Dataset entries Start Marker
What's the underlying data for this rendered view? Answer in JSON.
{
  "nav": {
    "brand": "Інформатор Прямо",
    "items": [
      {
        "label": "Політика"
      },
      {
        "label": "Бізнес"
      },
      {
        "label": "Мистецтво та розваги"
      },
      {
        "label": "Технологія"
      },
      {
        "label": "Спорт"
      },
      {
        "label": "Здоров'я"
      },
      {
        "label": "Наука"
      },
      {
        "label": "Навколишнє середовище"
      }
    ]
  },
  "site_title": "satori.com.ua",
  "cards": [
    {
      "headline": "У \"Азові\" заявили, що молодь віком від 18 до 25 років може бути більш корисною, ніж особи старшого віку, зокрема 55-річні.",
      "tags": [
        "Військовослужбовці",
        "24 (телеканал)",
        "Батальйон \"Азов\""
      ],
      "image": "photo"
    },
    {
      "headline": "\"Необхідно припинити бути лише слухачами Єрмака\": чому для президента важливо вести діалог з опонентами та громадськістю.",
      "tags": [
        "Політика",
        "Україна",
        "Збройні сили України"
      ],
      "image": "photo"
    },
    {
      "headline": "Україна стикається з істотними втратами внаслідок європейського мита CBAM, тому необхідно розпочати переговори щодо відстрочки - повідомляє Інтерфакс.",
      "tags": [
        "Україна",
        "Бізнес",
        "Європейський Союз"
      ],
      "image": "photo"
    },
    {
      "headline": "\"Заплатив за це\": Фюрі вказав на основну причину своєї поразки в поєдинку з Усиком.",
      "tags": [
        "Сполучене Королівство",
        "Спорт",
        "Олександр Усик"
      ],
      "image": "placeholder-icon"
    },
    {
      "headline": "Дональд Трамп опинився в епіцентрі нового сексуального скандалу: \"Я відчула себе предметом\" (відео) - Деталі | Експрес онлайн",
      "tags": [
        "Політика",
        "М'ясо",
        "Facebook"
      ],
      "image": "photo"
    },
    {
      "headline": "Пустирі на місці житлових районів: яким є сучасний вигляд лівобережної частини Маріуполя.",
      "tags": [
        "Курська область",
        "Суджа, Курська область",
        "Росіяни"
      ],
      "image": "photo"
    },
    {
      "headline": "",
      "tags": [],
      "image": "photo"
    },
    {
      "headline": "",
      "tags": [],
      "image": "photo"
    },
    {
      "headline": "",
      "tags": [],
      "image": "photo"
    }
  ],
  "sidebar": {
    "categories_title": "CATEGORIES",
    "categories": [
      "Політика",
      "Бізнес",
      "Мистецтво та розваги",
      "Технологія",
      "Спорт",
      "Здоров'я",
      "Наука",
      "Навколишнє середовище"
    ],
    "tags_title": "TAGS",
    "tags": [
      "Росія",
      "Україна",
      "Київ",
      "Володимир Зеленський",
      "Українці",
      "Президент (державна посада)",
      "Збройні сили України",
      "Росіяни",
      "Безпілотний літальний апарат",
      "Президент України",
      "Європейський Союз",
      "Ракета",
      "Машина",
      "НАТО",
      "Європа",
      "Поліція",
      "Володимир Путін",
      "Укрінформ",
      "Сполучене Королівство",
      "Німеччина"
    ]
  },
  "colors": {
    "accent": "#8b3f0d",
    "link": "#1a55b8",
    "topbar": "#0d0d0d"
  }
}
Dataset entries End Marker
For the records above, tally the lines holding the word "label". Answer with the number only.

Output of the exercise:
8